BY JENNIFER MOORE
During winter months at Farley, I was a member of “the walking crew”: a hoard of students that walked behind a designated teacher down the red-carpet-concrete to the train of cars that waited to pick them up. It was my favorite part of the day. When glue sticks were taken out of mouths, scissors were put away, and classes ended, we exercised our tiny feet across the basketball court and down the driveway to meet our parents. I would hear engines hum, faintly smell cigarettes and see the exhaust billowing out of the tailpipes like staggered chain smokers. My mother’s car was traditionally parked a street away from the school to avoid the crowd. She’d get out of the car and stand at the chain link gate where we dispersed from the crowd. Mother was short like me, always wearing a large purple jacket with arms anxiously outstretched waiting to warm me before getting in the car.
As a child, I wanted nothing more than to fit in - because I didn’t. The evident slant, almond, or “China eyes” as some called them; the-rite-of-passage brown spots that were unique to Asians; the oddly shaped nose; the seemingly stunted growth; all of these characteristics (and more) made it difficult to assimilate and conform. My exterior worked against the grain. I begged my mom to sit in the car and allow me to seek her out like every other child did with their parents. Nevertheless, she insisted. The other students would always ask me:

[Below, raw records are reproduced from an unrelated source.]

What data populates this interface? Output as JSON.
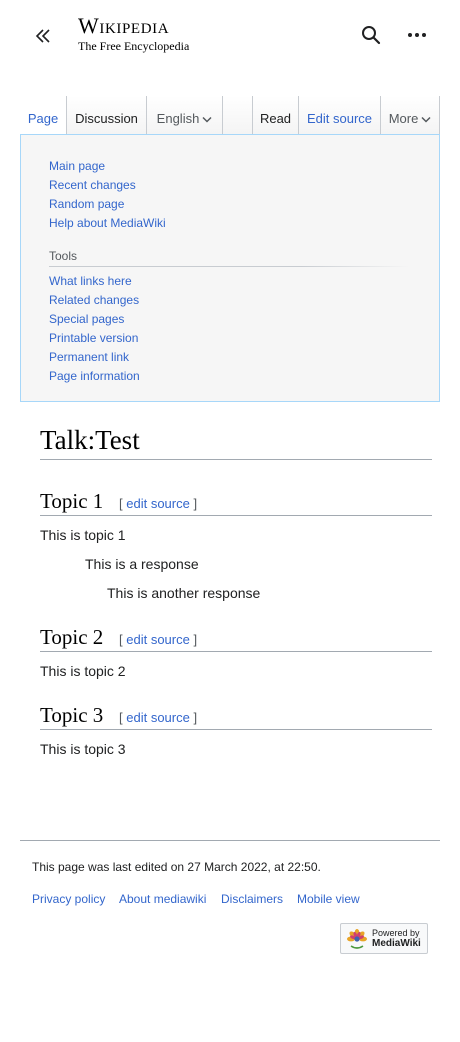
{
  "header": {
    "logo_wordmark": "Wikipedia",
    "logo_tagline": "The Free Encyclopedia",
    "collapse_icon": "double-chevron-left-icon",
    "search_icon": "search-icon",
    "more_icon": "ellipsis-icon"
  },
  "tabs": {
    "page": "Page",
    "discussion": "Discussion",
    "language": "English",
    "read": "Read",
    "edit_source": "Edit source",
    "more": "More"
  },
  "menu": {
    "navigation": [
      "Main page",
      "Recent changes",
      "Random page",
      "Help about MediaWiki"
    ],
    "tools_heading": "Tools",
    "tools": [
      "What links here",
      "Related changes",
      "Special pages",
      "Printable version",
      "Permanent link",
      "Page information"
    ]
  },
  "content": {
    "title": "Talk:Test",
    "edit_open": "[",
    "edit_link": "edit source",
    "edit_close": "]",
    "sections": [
      {
        "heading": "Topic 1",
        "paragraphs": [
          "This is topic 1",
          "This is a response",
          "This is another response"
        ]
      },
      {
        "heading": "Topic 2",
        "paragraphs": [
          "This is topic 2"
        ]
      },
      {
        "heading": "Topic 3",
        "paragraphs": [
          "This is topic 3"
        ]
      }
    ]
  },
  "footer": {
    "last_modified": "This page was last edited on 27 March 2022, at 22:50.",
    "links": [
      "Privacy policy",
      "About mediawiki",
      "Disclaimers",
      "Mobile view"
    ],
    "powered_line1": "Powered by",
    "powered_line2": "MediaWiki"
  },
  "colors": {
    "link": "#3366cc",
    "text": "#202122",
    "menu_border": "#a7d7f9",
    "menu_bg": "#f6f6f6",
    "rule": "#a2a9b1"
  }
}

“Where are you from?”
“Massachusetts,” I’d reply.
“No, where are you really from?”
“Framingham,” with irritation.
Everyone seemed disappointed, frustrated, and angered at my response as if I knew less about my racial origin than they did. They were dissatisfied with my dissonance from their pale skin, so much they wished I was from somewhere else to justify it. Despite my vehement disagreement with my mother, I faithfully embraced my purple marshmallow just as I always did every time I saw her. One day when I was marching along with the slow regiment of students, my mom wasn’t waiting for me. I started the walk home in case she got caught up in traffic and to get a head start on the journey home after a long day of vocabulary words and rudimentary physical education.

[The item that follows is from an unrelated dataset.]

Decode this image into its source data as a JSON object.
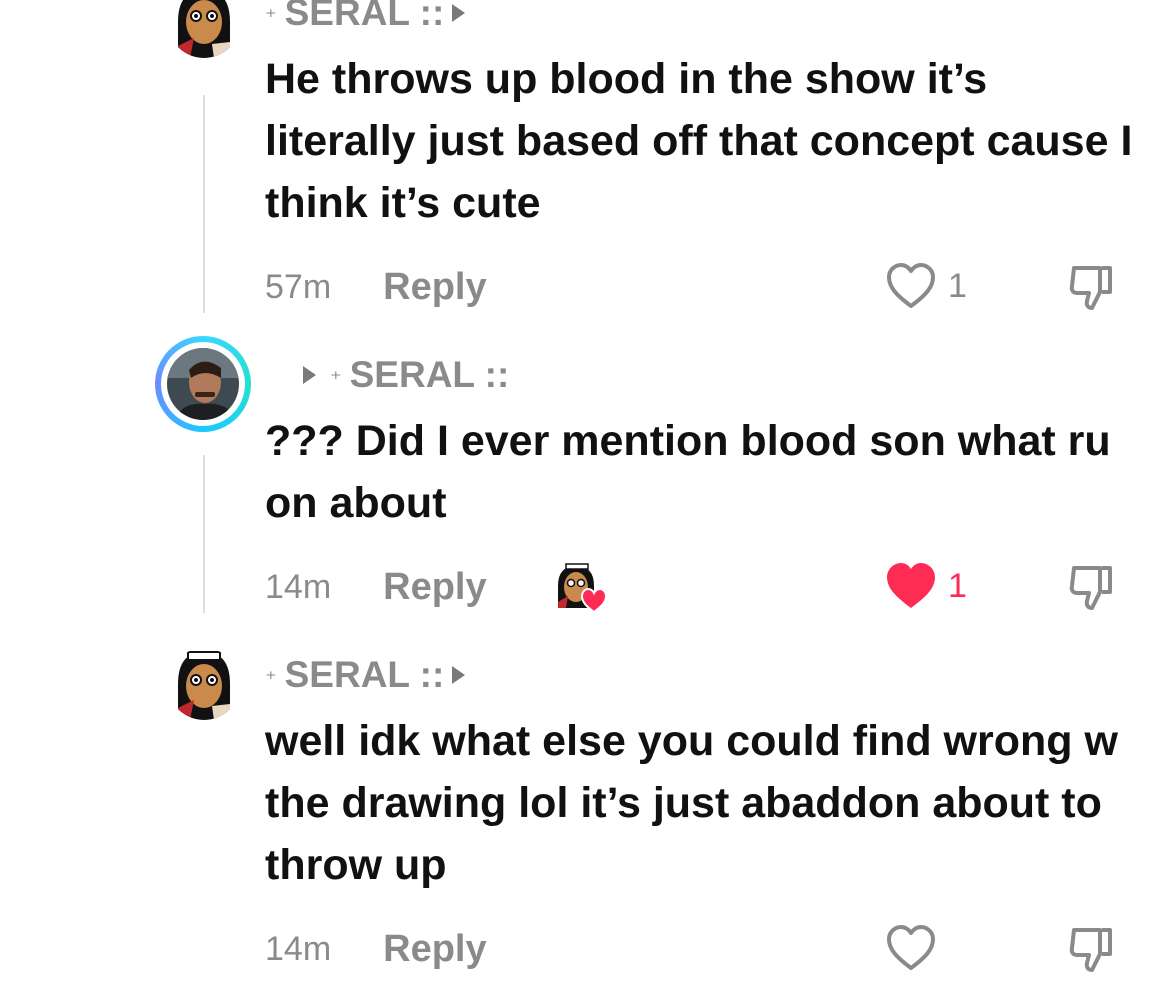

A few streets away from the school, I saw my mom pulled over on the side of the road with a police officer perched behind her. I got in the car without hesitation and the citation continued - failure to stop at a stop sign. It wasn’t a big deal. My grandmother smiled at me from the passenger seat, with a clean bill of health as she had just been driven from a doctor’s appointment. I saw my mother in my grandmother’s smile. It was a mirror image. It was a glimpse of tranquility in a moment of discomfiture. From then on, I made it a point to understand my purple marshmallow. I no longer concerned myself with the fragilities of social norms, or others’ perceptions of me. I didn’t care if she stood out from the crowd, it was the essence of her presence that was important. I donned a thick pink jacket from then on, ready to serve as my mom’s sidekick; marching to her car, while searching for my purple counterpart.
My mother always liked to be cautious of my Asian-ness in school. She named me Jennifer instead of Yienn. The name she wanted was too yellow and mispronounced in English. She would make plate upon plate of pho soup, banh bou, and fried rice but she never packed them in my lunch box fearing that they smelled funny, looked strange, and didn’t conform to the American lunch box. They were indigestible and incompatible with the healthy plate initiatives in school. Durian was much too smelly and gross looking for others to look at, while I would smirk, and put a dollop of ice cream next to one of its sections and enjoy a dessert. I got fed up with having to wait for dinner to enjoy these homemade delicacies and started packing them myself, throwing in a jello snack that my aunt brought back from China for me. I did this because I ate alone at school, and figured that no one would care what I ate, or how I ate if they weren’t there to witness it.
Mother whitewashed me because my Irish heritage was more valuable at school than my Chinese-Vietnamese identity. She didn’t want me to be treated differently. There was no procedure for her to follow as an immigrant parent, to teach her child how to be an American student. No parenting manual or school guide could teach her how to raise me in American society, but I wanted to learn to be a student; not an American student, but my mother’s daughter. I was the only Asian in school, and I wanted to be that capital A-Asian. I wanted to be that Asian. I proudly squawked my middle name whenever it was asked of me, because it is beautiful. Tuyet: the name of a bird in the Vietnamese mountains. Not Rose. Not Lee. Not Anne. Not a middle name that was free of red underlines, and didn’t get autocorrected by keyboards and tongues.